▶ _Instructions to follow_: The lines to copy are those holding the string "approval" in the entries below.

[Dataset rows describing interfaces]
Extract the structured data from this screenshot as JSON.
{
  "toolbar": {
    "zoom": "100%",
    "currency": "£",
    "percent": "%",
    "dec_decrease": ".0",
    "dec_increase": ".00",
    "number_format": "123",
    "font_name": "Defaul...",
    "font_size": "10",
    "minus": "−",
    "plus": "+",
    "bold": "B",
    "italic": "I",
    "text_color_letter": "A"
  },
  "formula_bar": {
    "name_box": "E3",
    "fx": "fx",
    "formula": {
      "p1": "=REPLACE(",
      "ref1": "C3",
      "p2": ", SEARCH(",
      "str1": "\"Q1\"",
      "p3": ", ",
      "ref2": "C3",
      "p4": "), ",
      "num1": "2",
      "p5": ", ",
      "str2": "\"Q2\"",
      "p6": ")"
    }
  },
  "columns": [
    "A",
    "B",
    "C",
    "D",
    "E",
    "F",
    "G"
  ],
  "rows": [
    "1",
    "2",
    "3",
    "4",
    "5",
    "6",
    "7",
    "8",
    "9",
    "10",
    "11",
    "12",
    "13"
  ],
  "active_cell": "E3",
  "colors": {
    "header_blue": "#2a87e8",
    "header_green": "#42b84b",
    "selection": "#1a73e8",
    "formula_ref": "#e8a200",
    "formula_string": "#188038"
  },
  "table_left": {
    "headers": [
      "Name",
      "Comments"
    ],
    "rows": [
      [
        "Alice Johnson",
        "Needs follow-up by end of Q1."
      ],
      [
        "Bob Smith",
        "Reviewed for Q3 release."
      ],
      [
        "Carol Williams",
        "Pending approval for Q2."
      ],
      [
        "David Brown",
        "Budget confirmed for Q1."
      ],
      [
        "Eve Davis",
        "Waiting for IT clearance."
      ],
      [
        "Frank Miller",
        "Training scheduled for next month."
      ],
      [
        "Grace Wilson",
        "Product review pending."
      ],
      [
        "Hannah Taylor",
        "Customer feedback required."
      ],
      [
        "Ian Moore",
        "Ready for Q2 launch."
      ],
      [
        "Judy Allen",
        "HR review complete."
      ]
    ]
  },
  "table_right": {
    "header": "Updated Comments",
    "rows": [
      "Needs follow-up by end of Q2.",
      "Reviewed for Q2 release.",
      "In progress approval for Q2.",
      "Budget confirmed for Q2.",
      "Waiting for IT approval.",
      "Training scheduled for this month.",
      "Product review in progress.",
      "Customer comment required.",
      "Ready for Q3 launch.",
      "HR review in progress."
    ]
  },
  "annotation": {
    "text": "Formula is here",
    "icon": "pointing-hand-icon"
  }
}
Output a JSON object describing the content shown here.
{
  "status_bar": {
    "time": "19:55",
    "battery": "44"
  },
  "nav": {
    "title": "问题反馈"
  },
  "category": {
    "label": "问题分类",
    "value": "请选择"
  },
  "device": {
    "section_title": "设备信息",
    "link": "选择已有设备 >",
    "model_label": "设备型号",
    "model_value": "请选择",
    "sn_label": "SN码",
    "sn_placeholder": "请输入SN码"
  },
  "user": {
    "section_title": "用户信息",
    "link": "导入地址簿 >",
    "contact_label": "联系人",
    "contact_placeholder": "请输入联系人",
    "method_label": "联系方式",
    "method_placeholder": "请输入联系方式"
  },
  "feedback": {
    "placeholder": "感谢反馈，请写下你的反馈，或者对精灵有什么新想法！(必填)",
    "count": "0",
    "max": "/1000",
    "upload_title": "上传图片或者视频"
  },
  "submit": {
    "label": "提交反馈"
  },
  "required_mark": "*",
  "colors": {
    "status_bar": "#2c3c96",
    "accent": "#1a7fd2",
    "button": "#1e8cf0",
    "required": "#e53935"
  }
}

▶ _Task answer_:
        "Pending approval for Q2."
      "In progress approval for Q2.",
      "Waiting for IT approval.",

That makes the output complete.